▸ Extracted data
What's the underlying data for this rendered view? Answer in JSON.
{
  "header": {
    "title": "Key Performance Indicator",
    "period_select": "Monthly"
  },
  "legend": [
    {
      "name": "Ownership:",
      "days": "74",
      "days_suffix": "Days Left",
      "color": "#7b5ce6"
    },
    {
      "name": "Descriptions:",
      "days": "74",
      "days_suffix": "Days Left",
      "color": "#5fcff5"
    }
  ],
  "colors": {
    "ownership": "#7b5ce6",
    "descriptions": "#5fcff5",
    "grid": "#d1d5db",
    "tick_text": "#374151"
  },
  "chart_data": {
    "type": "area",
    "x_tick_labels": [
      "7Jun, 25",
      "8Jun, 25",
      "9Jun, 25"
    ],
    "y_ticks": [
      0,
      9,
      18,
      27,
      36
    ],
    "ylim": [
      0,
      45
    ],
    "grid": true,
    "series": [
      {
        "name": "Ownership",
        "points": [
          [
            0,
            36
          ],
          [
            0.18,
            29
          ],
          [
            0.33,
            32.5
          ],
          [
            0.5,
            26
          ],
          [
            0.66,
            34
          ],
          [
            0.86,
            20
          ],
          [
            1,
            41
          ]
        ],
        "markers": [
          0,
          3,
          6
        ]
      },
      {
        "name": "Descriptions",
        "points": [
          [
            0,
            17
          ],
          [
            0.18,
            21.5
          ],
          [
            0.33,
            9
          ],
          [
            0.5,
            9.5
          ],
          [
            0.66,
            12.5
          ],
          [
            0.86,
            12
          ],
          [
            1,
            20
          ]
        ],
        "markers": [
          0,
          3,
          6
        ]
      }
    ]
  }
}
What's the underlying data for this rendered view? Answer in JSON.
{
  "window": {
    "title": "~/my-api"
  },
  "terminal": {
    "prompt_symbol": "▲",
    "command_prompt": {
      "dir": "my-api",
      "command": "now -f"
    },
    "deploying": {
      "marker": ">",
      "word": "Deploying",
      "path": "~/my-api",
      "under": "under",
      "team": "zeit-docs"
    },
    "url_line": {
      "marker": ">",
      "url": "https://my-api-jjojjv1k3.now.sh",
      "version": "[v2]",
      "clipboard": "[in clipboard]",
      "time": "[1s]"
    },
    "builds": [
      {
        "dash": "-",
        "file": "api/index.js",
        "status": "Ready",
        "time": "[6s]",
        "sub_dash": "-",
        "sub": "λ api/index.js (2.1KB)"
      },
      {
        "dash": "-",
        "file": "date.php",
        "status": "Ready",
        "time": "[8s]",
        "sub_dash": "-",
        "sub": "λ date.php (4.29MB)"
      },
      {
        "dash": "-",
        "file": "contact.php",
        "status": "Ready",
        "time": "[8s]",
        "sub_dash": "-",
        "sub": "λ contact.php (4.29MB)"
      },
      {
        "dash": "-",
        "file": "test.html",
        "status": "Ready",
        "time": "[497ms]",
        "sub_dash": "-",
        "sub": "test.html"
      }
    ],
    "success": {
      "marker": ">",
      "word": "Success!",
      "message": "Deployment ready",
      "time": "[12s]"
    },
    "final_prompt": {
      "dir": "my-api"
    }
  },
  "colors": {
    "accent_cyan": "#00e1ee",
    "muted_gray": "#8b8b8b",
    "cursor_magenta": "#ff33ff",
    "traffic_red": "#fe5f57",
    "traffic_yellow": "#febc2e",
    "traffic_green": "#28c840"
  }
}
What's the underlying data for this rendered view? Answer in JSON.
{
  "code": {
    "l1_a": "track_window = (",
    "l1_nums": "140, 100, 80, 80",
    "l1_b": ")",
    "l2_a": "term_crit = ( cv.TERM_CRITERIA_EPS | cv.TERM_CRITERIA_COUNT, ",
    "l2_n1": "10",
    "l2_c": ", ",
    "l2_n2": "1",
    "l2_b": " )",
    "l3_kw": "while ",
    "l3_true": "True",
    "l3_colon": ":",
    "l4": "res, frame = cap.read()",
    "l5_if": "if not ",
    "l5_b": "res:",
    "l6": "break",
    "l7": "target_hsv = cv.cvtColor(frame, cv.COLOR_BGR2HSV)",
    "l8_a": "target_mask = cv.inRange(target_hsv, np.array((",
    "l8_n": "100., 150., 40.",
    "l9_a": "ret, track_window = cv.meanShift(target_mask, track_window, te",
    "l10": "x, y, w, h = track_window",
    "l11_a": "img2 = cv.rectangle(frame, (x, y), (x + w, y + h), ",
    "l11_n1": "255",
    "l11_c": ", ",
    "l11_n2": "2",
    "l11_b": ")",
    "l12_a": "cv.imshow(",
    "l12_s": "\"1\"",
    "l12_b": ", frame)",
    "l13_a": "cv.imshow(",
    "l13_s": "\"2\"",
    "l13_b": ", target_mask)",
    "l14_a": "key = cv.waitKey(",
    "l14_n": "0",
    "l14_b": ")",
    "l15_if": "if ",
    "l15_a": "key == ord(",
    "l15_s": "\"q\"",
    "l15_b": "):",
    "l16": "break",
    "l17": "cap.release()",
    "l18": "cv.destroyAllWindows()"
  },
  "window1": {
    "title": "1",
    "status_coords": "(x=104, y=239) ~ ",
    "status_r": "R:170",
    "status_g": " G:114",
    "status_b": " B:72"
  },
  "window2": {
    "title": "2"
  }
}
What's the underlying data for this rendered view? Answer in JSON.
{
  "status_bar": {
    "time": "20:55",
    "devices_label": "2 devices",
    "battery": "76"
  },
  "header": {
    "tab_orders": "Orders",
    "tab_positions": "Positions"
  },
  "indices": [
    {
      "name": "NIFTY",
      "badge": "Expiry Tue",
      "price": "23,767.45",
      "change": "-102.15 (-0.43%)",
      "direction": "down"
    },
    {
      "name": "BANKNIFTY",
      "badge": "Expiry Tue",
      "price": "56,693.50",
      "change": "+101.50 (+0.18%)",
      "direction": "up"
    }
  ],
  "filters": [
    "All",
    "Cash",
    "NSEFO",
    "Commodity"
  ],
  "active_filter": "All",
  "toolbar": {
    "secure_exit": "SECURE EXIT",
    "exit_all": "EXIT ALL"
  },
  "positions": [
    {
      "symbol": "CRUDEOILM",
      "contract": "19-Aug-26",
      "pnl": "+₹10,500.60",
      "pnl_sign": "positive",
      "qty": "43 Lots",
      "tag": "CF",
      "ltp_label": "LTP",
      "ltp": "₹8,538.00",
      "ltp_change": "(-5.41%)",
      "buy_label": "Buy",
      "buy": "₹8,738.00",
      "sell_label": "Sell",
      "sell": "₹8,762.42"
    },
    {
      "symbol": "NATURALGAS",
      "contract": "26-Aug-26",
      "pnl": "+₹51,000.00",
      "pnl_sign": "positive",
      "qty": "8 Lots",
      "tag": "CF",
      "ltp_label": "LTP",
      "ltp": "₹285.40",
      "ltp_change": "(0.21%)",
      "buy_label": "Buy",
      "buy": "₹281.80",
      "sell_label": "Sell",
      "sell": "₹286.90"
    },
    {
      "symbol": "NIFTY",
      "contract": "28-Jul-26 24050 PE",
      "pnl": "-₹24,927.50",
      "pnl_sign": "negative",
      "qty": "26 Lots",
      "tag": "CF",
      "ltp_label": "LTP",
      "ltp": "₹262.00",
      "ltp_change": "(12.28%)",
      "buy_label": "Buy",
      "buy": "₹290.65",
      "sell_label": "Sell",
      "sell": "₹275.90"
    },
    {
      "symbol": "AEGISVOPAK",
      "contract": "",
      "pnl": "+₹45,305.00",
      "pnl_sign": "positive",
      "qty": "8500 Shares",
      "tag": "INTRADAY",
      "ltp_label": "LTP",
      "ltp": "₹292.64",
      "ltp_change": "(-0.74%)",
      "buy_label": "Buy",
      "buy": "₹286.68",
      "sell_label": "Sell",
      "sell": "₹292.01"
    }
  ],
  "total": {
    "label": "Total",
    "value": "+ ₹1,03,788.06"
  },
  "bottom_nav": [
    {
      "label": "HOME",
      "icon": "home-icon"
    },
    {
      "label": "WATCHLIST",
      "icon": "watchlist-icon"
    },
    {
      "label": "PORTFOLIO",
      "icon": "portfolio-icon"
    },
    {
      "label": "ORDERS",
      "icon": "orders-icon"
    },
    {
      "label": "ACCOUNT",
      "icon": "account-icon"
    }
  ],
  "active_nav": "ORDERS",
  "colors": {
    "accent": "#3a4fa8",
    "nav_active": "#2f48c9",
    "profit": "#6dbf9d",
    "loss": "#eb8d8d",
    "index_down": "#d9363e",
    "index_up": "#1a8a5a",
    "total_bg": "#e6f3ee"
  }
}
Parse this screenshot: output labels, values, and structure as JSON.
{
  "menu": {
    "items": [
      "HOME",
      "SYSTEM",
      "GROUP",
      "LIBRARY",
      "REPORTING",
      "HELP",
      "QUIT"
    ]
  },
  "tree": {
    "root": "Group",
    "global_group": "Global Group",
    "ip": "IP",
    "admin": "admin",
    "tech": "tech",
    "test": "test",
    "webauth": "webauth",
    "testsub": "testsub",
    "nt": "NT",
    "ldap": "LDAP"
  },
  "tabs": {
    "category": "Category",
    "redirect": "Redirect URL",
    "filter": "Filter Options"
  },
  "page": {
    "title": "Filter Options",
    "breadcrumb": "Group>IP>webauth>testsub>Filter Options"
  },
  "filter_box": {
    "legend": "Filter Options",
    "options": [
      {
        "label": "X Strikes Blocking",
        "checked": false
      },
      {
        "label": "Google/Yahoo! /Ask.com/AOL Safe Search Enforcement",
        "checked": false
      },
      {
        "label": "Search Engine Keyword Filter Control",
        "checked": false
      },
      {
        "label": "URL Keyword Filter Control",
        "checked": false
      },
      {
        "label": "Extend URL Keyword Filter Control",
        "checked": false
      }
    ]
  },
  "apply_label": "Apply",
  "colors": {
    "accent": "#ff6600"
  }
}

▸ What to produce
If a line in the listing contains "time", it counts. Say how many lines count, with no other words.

▸ Solution for this task
7